→ **Dataset records**
-------------------------

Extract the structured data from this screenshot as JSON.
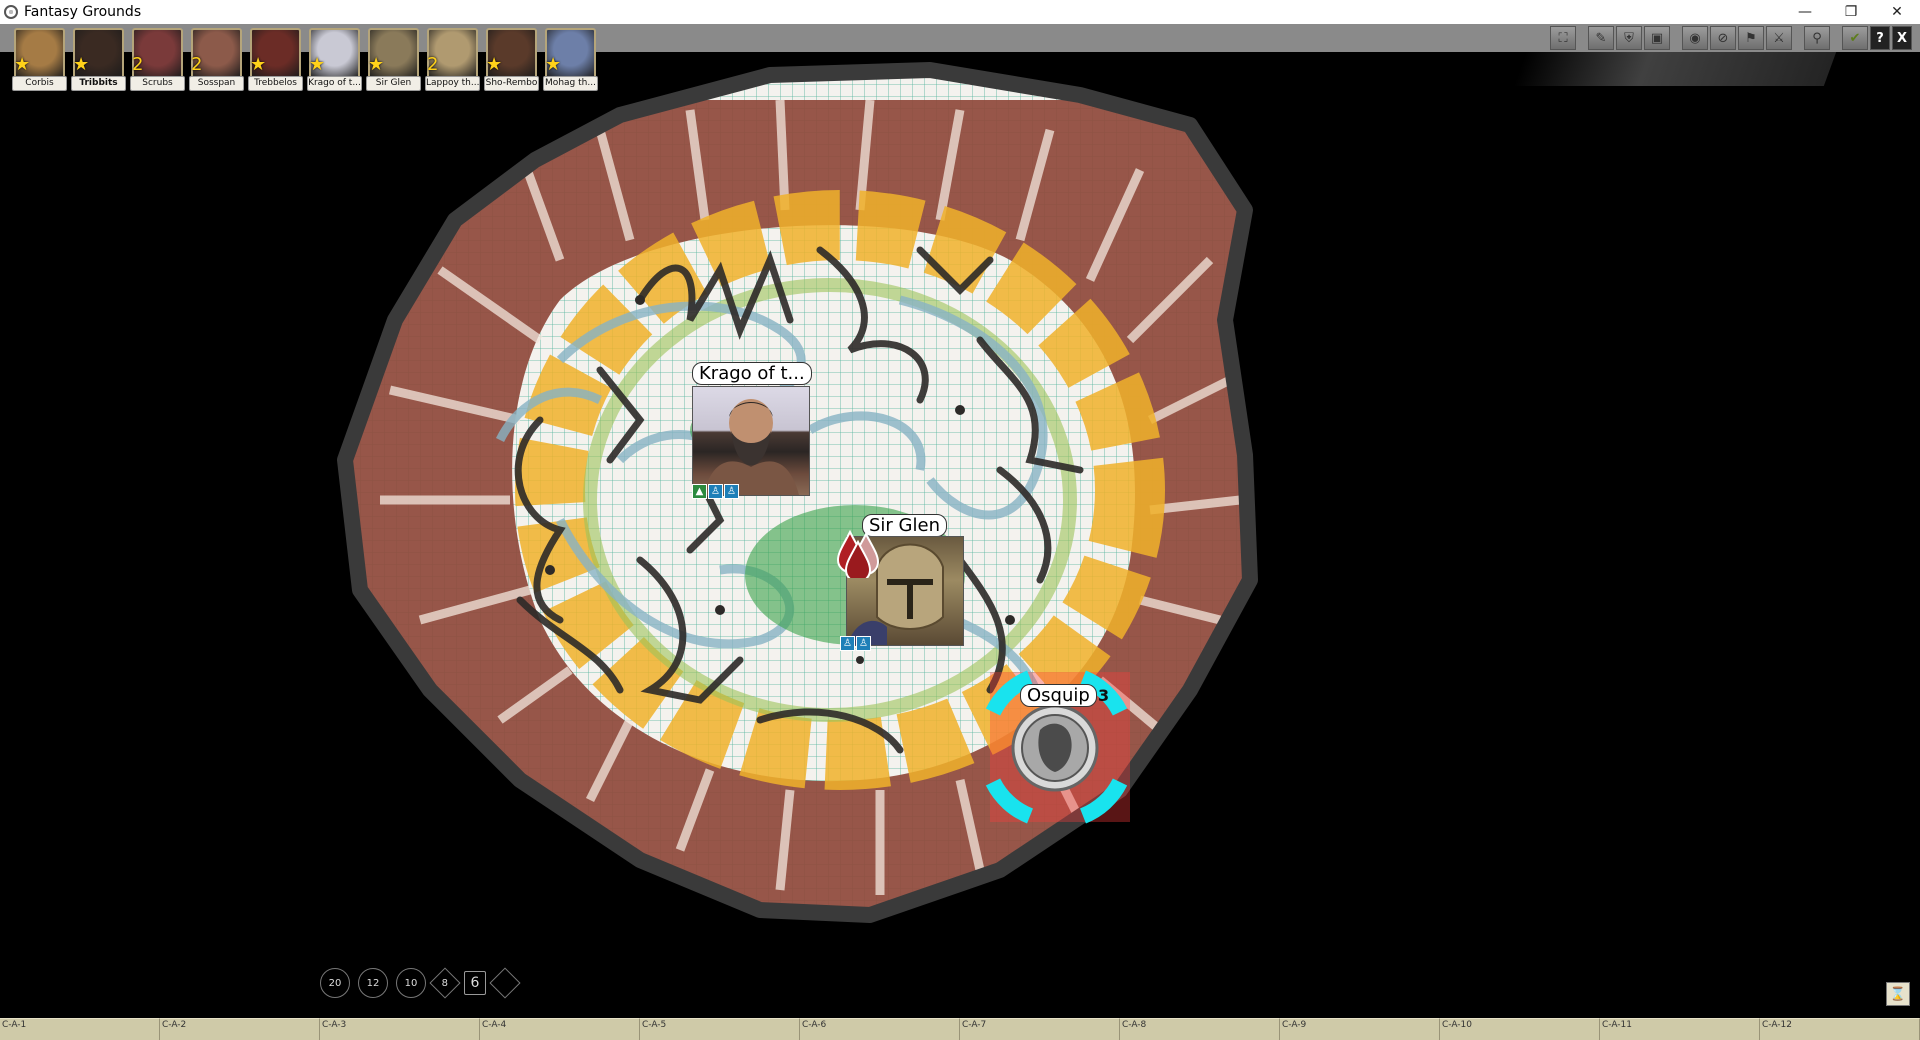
{
  "window": {
    "title": "Fantasy Grounds",
    "controls": [
      "minimize-icon",
      "restore-icon",
      "close-icon"
    ]
  },
  "toolbar": {
    "buttons": [
      {
        "icon": "fullscreen-icon"
      },
      {
        "icon": "pen-icon"
      },
      {
        "icon": "shield-icon"
      },
      {
        "icon": "target-select-icon"
      },
      {
        "icon": "eye-icon"
      },
      {
        "icon": "no-eye-icon"
      },
      {
        "icon": "flag-icon"
      },
      {
        "icon": "crossed-swords-icon"
      },
      {
        "icon": "pin-icon"
      }
    ],
    "right_buttons": [
      {
        "icon": "check-icon"
      },
      {
        "icon": "help-icon",
        "glyph": "?"
      },
      {
        "icon": "close-icon",
        "glyph": "X"
      }
    ]
  },
  "party": [
    {
      "name": "Corbis",
      "bold": false,
      "badge": "★",
      "color": "#a57b45"
    },
    {
      "name": "Tribbits",
      "bold": true,
      "badge": "★",
      "color": "#3a2a22"
    },
    {
      "name": "Scrubs",
      "bold": false,
      "badge": "2",
      "color": "#7a3a3a"
    },
    {
      "name": "Sosspan",
      "bold": false,
      "badge": "2",
      "color": "#8c5a4a"
    },
    {
      "name": "Trebbelos",
      "bold": false,
      "badge": "★",
      "color": "#6b2c26"
    },
    {
      "name": "Krago of t...",
      "bold": false,
      "badge": "★",
      "color": "#c9c9d4"
    },
    {
      "name": "Sir Glen",
      "bold": false,
      "badge": "★",
      "color": "#8a7a5a"
    },
    {
      "name": "Lappoy th...",
      "bold": false,
      "badge": "2",
      "color": "#b09a70"
    },
    {
      "name": "Sho-Rembo",
      "bold": false,
      "badge": "★",
      "color": "#5a3a2a"
    },
    {
      "name": "Mohag th...",
      "bold": false,
      "badge": "★",
      "color": "#6d7fa8"
    }
  ],
  "tokens": {
    "krago": {
      "label": "Krago of t...",
      "effects": [
        "g",
        "b",
        "b"
      ]
    },
    "sirglen": {
      "label": "Sir Glen",
      "effects": [
        "b",
        "b"
      ]
    },
    "osquip": {
      "label": "Osquip",
      "count": "3"
    }
  },
  "dice": [
    {
      "type": "d20",
      "label": "20"
    },
    {
      "type": "d12",
      "label": "12"
    },
    {
      "type": "d10",
      "label": "10"
    },
    {
      "type": "d8",
      "label": "8"
    },
    {
      "type": "d6",
      "label": "6"
    },
    {
      "type": "d4",
      "label": ""
    }
  ],
  "hotkeys": [
    "C-A-1",
    "C-A-2",
    "C-A-3",
    "C-A-4",
    "C-A-5",
    "C-A-6",
    "C-A-7",
    "C-A-8",
    "C-A-9",
    "C-A-10",
    "C-A-11",
    "C-A-12"
  ],
  "colors": {
    "background": "#000000",
    "map_outer": "#8f4a3c",
    "map_inner_yellow": "#f0b22a",
    "map_blue": "#8fb6c4",
    "map_outline": "#3a3a3a",
    "targeting_ring": "#19e3ee",
    "hotkey_bar": "#cfcaa8"
  }
}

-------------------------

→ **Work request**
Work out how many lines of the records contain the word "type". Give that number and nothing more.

→ **Solution to this problem**
6